How is an Offer to Purchase like a love letter?

When a buyer makes an Offer to Purchase, it should be clear and complete. It must give the seller the impression that you are a ready, willing, and able buyer. It should reassure the seller that you are organized, have solid financing, and that you are the kind of people they’d like to sell to.

Ouch! What if the kind of people the sellers want to sell to are white, heterosexual, American-born Christians? See the problem?

If an agent tells the seller that my client is in or not in a protected class, and that seller then discriminates based on that information, the agents made it possible for the seller to break the law. Even casually, an agent should not be asking about national origin. In 2014, a broker was found liable for $60,000+ in fines and fees for making a rental customer uncomfortable by asking.

I believe that doing the right thing is the right thing, whether or not it leads to avoiding lawsuits and fines. I have thought long and hard about how to go about introducing my clients without tripping over protected class identifications.

  • I work with people in protected classes; would I be disadvantaging them by saying so? Maybe.
  • I work with people who are not in protected classes; would I be helping the seller discriminate against some other buyer who is in a protected class by identifying them? Maybe.

It is very easy for agents to avoid saying “born in the USA” or “white.” Many married people have different surnames, so marital status is no longer obvious. It’s easy for me not mention national origin, ancestry, race, religion, disability, sexual orientation, veteran status, or marital status.

The problem persists in regard to children. In rental housing, children are a protected class and subject to significant discrimination. But in purchases, the presence of children or expected children is a positive for most sellers. How do we craft a letter that makes a good impression without encouraging housing discrimination against buyers who do not have children?

Love letter from buyers to sellers can aid discrimination

fair housing

When writing an effective introduction letter to a seller, it helps buyers if the seller can imagine that buyer picking up the mantle of owning this house. Can you do this without blatantly violating fair housing laws?

You can, but it takes some forethought. Even the Realtor® blog gives an example of an activity with a daughter. I do not think that is fair play. It discriminates against people who do not have children. They haven’t taken that advice down, but they have added more information on how these introduction letters (sometimes called “love letters”) can open the door for discrimination.

As much as I want my clients to have their offers accepted, I want the sellers to choose based on my clients being organized, pleasant, interesting people. I don’t want them to prevail by cooperating with people who are breaking the law and acting on their prejudices.

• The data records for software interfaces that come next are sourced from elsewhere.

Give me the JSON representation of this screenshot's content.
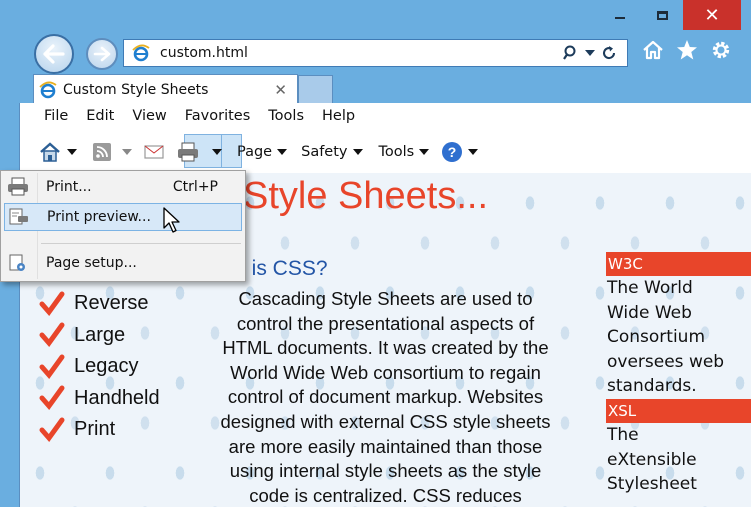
{
  "window": {
    "url": "custom.html",
    "tab_title": "Custom Style Sheets",
    "tab_close": "✕"
  },
  "menubar": [
    "File",
    "Edit",
    "View",
    "Favorites",
    "Tools",
    "Help"
  ],
  "commandbar": {
    "page": "Page",
    "safety": "Safety",
    "tools": "Tools"
  },
  "print_menu": {
    "items": [
      {
        "label": "Print...",
        "shortcut": "Ctrl+P",
        "icon": "printer-icon"
      },
      {
        "label": "Print preview...",
        "shortcut": "",
        "icon": "print-preview-icon",
        "highlighted": true
      },
      {
        "label": "Page setup...",
        "shortcut": "",
        "icon": "page-setup-icon"
      }
    ]
  },
  "page": {
    "heading": "Style Sheets...",
    "subheading": "t is CSS?",
    "checklist": [
      "Reverse",
      "Large",
      "Legacy",
      "Handheld",
      "Print"
    ],
    "body_lines": [
      "Cascading Style Sheets are used to",
      "control the presentational aspects of",
      "HTML documents. It was created by the",
      "World Wide Web consortium to regain",
      "control of document markup. Websites",
      "designed with external CSS style sheets",
      "are more easily maintained than those",
      "using internal style sheets as the style",
      "code is centralized. CSS reduces"
    ],
    "sidebar": {
      "w3c_head": "W3C",
      "w3c_text": "The World\nWide Web\nConsortium\noversees web\nstandards.",
      "xsl_head": "XSL",
      "xsl_text": "The\neXtensible\nStylesheet"
    }
  },
  "colors": {
    "accent_red": "#e8452a",
    "link_blue": "#2355a6",
    "frame_blue": "#6aaee0",
    "menu_highlight": "#d7e8f8"
  }
}
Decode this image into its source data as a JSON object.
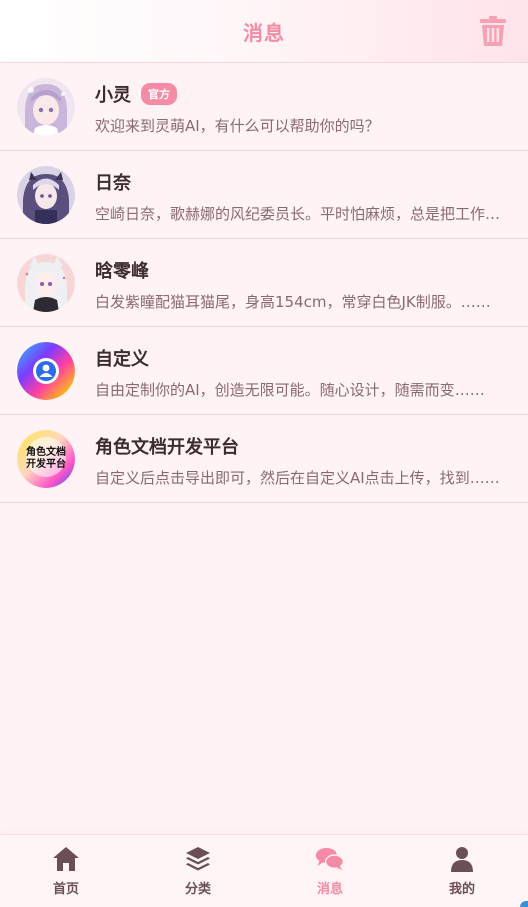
{
  "header": {
    "title": "消息"
  },
  "chats": [
    {
      "name": "小灵",
      "badge": "官方",
      "desc": "欢迎来到灵萌AI，有什么可以帮助你的吗？",
      "avatar": "girl-lilac"
    },
    {
      "name": "日奈",
      "badge": "",
      "desc": "空崎日奈，歌赫娜的风纪委员长。平时怕麻烦，总是把工作放在第一位……",
      "avatar": "girl-dark"
    },
    {
      "name": "晗零峰",
      "badge": "",
      "desc": "白发紫瞳配猫耳猫尾，身高154cm，常穿白色JK制服。……",
      "avatar": "girl-white"
    },
    {
      "name": "自定义",
      "badge": "",
      "desc": "自由定制你的AI，创造无限可能。随心设计，随需而变……",
      "avatar": "gradient-user"
    },
    {
      "name": "角色文档开发平台",
      "badge": "",
      "desc": "自定义后点击导出即可，然后在自定义AI点击上传，找到……",
      "avatar": "doc-platform",
      "avatar_text_line1": "角色文档",
      "avatar_text_line2": "开发平台"
    }
  ],
  "tabs": [
    {
      "label": "首页",
      "icon": "home-icon",
      "active": false
    },
    {
      "label": "分类",
      "icon": "layers-icon",
      "active": false
    },
    {
      "label": "消息",
      "icon": "chat-icon",
      "active": true
    },
    {
      "label": "我的",
      "icon": "user-icon",
      "active": false
    }
  ],
  "colors": {
    "accent": "#f58ba4",
    "background": "#fff3f5",
    "divider": "#f3cfd6"
  }
}
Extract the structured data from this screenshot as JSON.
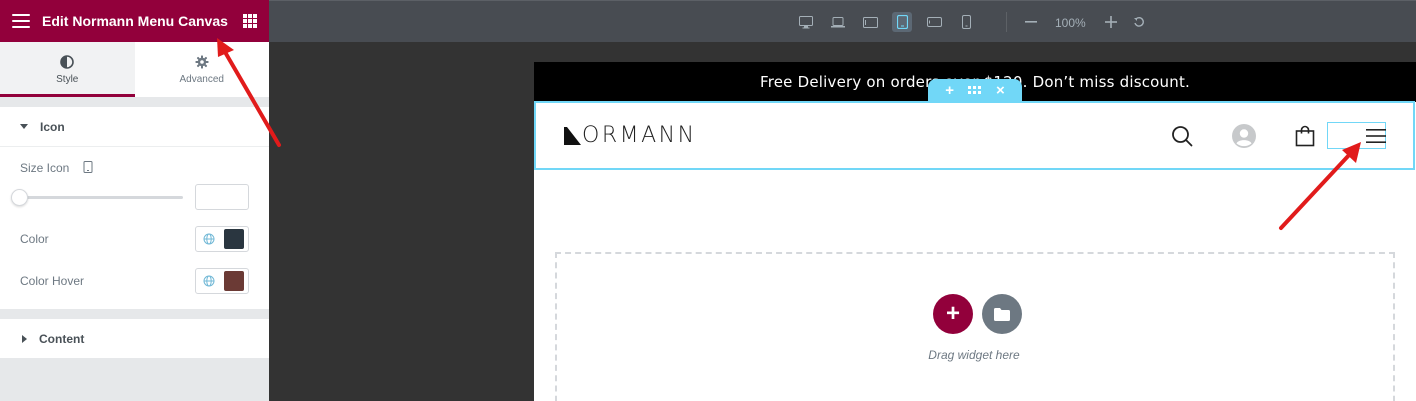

Because other agents are still communicating information that could lead to discrimination, some states are actively banning the practice of buyer introduction letters. This, I think, is a mistake. Selling houses is a personal thing, especially for owner-occupied places. However, there needs to be a better way to avoid over or accidental discrimination.

A better way to write a real estate love letter

An alternative is to have Offers to Purchase presented to the sellers without any names. This would remove any chance of assumptions being made based on the buyer’s names. It removes identification of gender, ethnic background, or race. The seller’s agent would say, “Offer number one is offering this price, this financing, and this inspection. They wrote that they are software engineers and they kayak on the river nearby… Offer number two is offering….

In that situation, a “love letter” could include things about the buyers that make them interesting to the sellers. For example, if the sellers have a garden, the buyers could say they admire it and would like advice about maintaining it. If the sellers have a grand piano, the buyers can mention the one is a concert pianist. This kind of information can help the seller let go of the house, because they can relate to the next owners.


Part of being a buyer’s broker, for us, is to work with buyers to get their best deal on a good house for them. But it is always about doing the right thing, for the buyer and for the community. For more on this, see the Fair Housing Commission Facebook page for the City of Somerville.